That bike – built exactly four years ago – brought my riding on when I believed my limit had long peaked at bang-average. That same year, a week in Spain remains my riding high water mark where fast and confident displaced over-thinking and hesitant.  Did I buy this bike to recapture those glory days? Maybe. Don’t judge. It’s as good a reason as any.

The silhouette is similar, the numbers aren’t. 2 degrees slacker, 2 inches longer, back end fettled with updated kinematics, front end bouncing on better damping. Stuff in between more expensive if not actually better.  Rider pretty much the same confused graft of enthusiastic and stupid. And bloody impatient when four weeks of stuff got between delivery and a proper ride.

First ride of the "Prince of Grayness"

A ride on trails not ridden for six months. In the dark. Initial impressions were confused. Turns really fast, feels a bit flighty.  Agile and lithe or nervous and needy? Lots of time to pontificate on the climb back up. Climbs well, maybe not quite Ripley efficient, but held back by nothing but noodle-legs here.

Next trail is fast and twisty. Bike feels good in the corners but I can’t trust it yet. It’s egging me on but I’m not feeling very eggy.  Steep and chute-y very nearly ended in lying down and bleeding. Luckily Rex took one for the team showcasing his full-body-slam signature move on some unexpected mud.

Mmm so like it but not sure, Skived off today to try again.
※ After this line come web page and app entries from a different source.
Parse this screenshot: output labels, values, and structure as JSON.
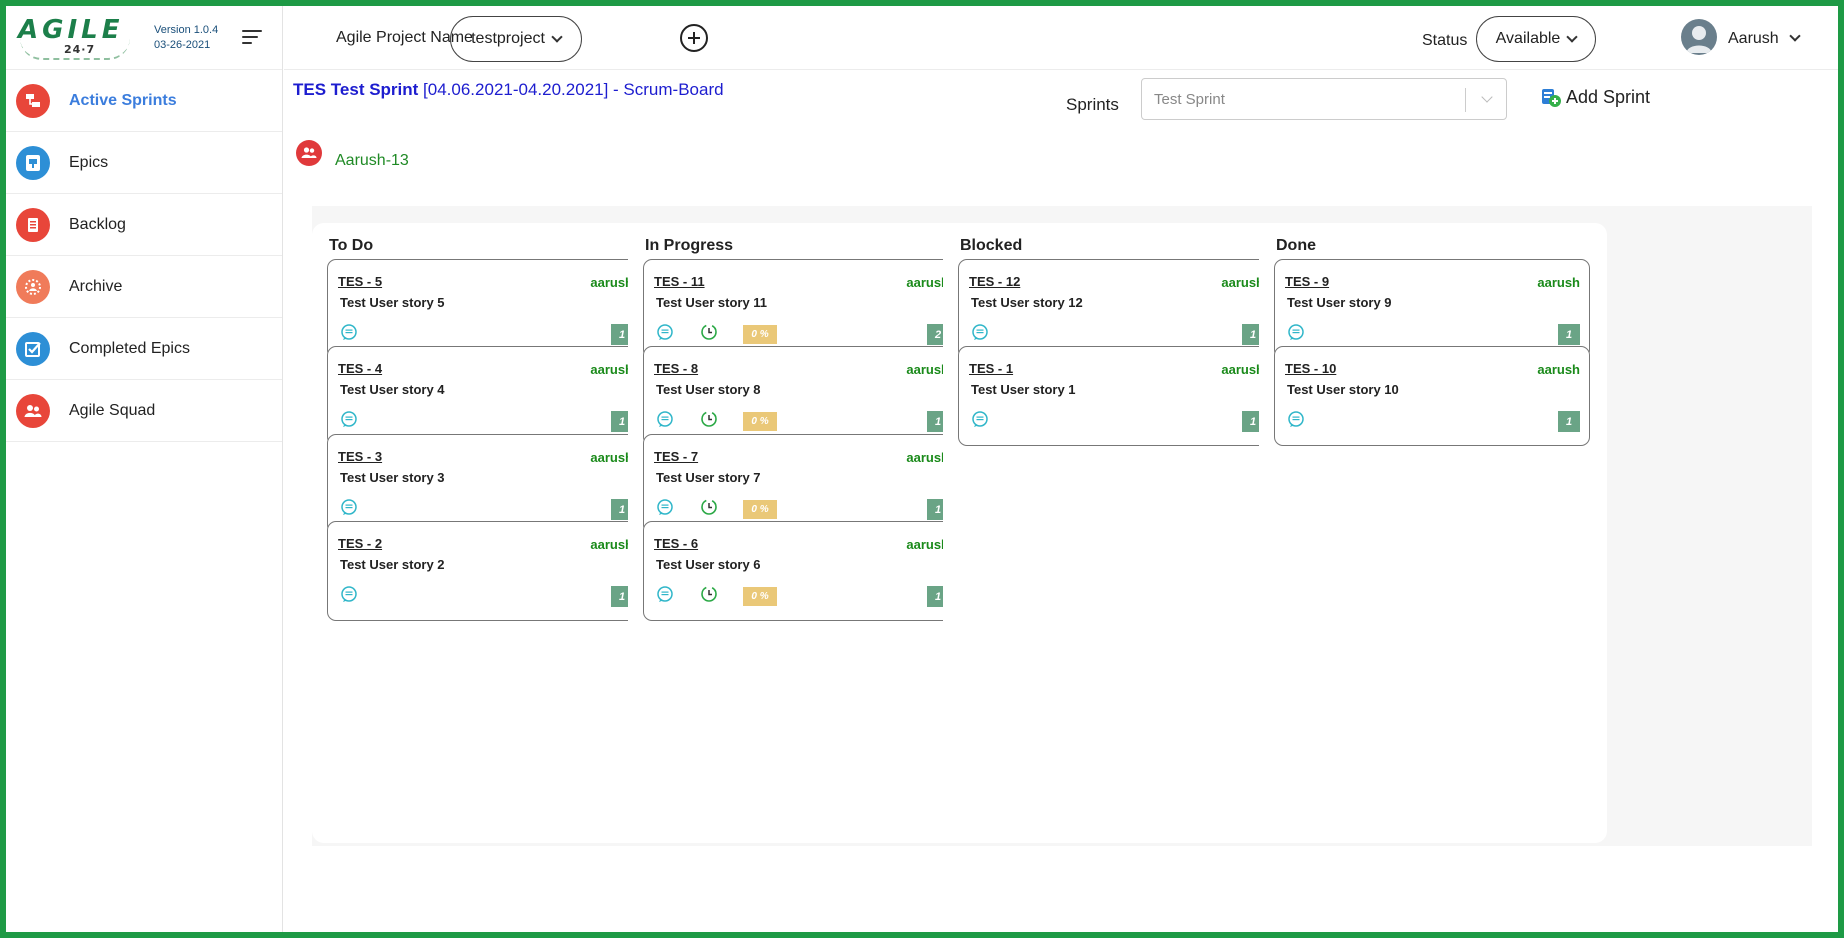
{
  "app": {
    "logo_text": "AGILE",
    "logo_sub": "24·7",
    "version": "Version 1.0.4",
    "date": "03-26-2021"
  },
  "sidebar": {
    "items": [
      {
        "label": "Active Sprints",
        "icon": "active-sprints-icon",
        "color": "#e8463a",
        "active": true
      },
      {
        "label": "Epics",
        "icon": "epics-icon",
        "color": "#2d8fd6",
        "active": false
      },
      {
        "label": "Backlog",
        "icon": "backlog-icon",
        "color": "#e8463a",
        "active": false
      },
      {
        "label": "Archive",
        "icon": "archive-icon",
        "color": "#f07b5a",
        "active": false
      },
      {
        "label": "Completed Epics",
        "icon": "completed-epics-icon",
        "color": "#2d8fd6",
        "active": false
      },
      {
        "label": "Agile Squad",
        "icon": "agile-squad-icon",
        "color": "#e8463a",
        "active": false
      }
    ]
  },
  "header": {
    "project_label": "Agile Project Name",
    "project_value": "testproject",
    "status_label": "Status",
    "status_value": "Available",
    "user_name": "Aarush"
  },
  "sprint": {
    "name": "TES Test Sprint",
    "range": "[04.06.2021-04.20.2021] - Scrum-Board",
    "sprints_label": "Sprints",
    "sprints_placeholder": "Test Sprint",
    "add_sprint_label": "Add Sprint",
    "member": "Aarush-13"
  },
  "board": {
    "columns": [
      {
        "title": "To Do",
        "cards": [
          {
            "id": "TES - 5",
            "owner": "aarush",
            "title": "Test User story 5",
            "points": "1"
          },
          {
            "id": "TES - 4",
            "owner": "aarush",
            "title": "Test User story 4",
            "points": "1"
          },
          {
            "id": "TES - 3",
            "owner": "aarush",
            "title": "Test User story 3",
            "points": "1"
          },
          {
            "id": "TES - 2",
            "owner": "aarush",
            "title": "Test User story 2",
            "points": "1"
          }
        ]
      },
      {
        "title": "In Progress",
        "cards": [
          {
            "id": "TES - 11",
            "owner": "aarush",
            "title": "Test User story 11",
            "progress": "0 %",
            "points": "2"
          },
          {
            "id": "TES - 8",
            "owner": "aarush",
            "title": "Test User story 8",
            "progress": "0 %",
            "points": "1"
          },
          {
            "id": "TES - 7",
            "owner": "aarush",
            "title": "Test User story 7",
            "progress": "0 %",
            "points": "1"
          },
          {
            "id": "TES - 6",
            "owner": "aarush",
            "title": "Test User story 6",
            "progress": "0 %",
            "points": "1"
          }
        ]
      },
      {
        "title": "Blocked",
        "cards": [
          {
            "id": "TES - 12",
            "owner": "aarush",
            "title": "Test User story 12",
            "points": "1"
          },
          {
            "id": "TES - 1",
            "owner": "aarush",
            "title": "Test User story 1",
            "points": "1"
          }
        ]
      },
      {
        "title": "Done",
        "cards": [
          {
            "id": "TES - 9",
            "owner": "aarush",
            "title": "Test User story 9",
            "points": "1"
          },
          {
            "id": "TES - 10",
            "owner": "aarush",
            "title": "Test User story 10",
            "points": "1"
          }
        ]
      }
    ]
  }
}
First trail totally fucking useless with a head full of work stuff. Deep breath required to deliver inner monologue to whit “past is back there, future out in front, get on with it”

Which kind of worked. Cleared the two big gap jumps that require suspending the belief that crashing is going to be really sodding consequential. Kept Matt in sight which is a good measure things are going okay. Massive grin plastered on my fizog which may be a new bike thing, or a dry trails thing, or a Friday skive thing. Whatever, it’s a thing. I’ll take that.

All that means I can give you some answers. Was it worth the money? Fuck knows, go find me a measure of value. Will it replace the Ripley? Fuck knows, find me a metric to choose. Does it actually make any sense at all? Fucked if I know. Makes me happy so you know, there’s that.

Are you done? Surely there are no other niches to chase? Wait, what now?

*Yes I know it’s hard keeping track. Think of it as a Christopher Nolan Movie without the special effects. But with more swearing.

**I asked for three particularly muddy trails to be renamed ‘Collapsed Bearing‘, ‘Ruined Pivot’ and ‘Warranty Claim‘.

***Except the beer fridge. You’ll be prising that out of my cold dead hands.

****That being the Californian assumption that such a soil compound is a European myth.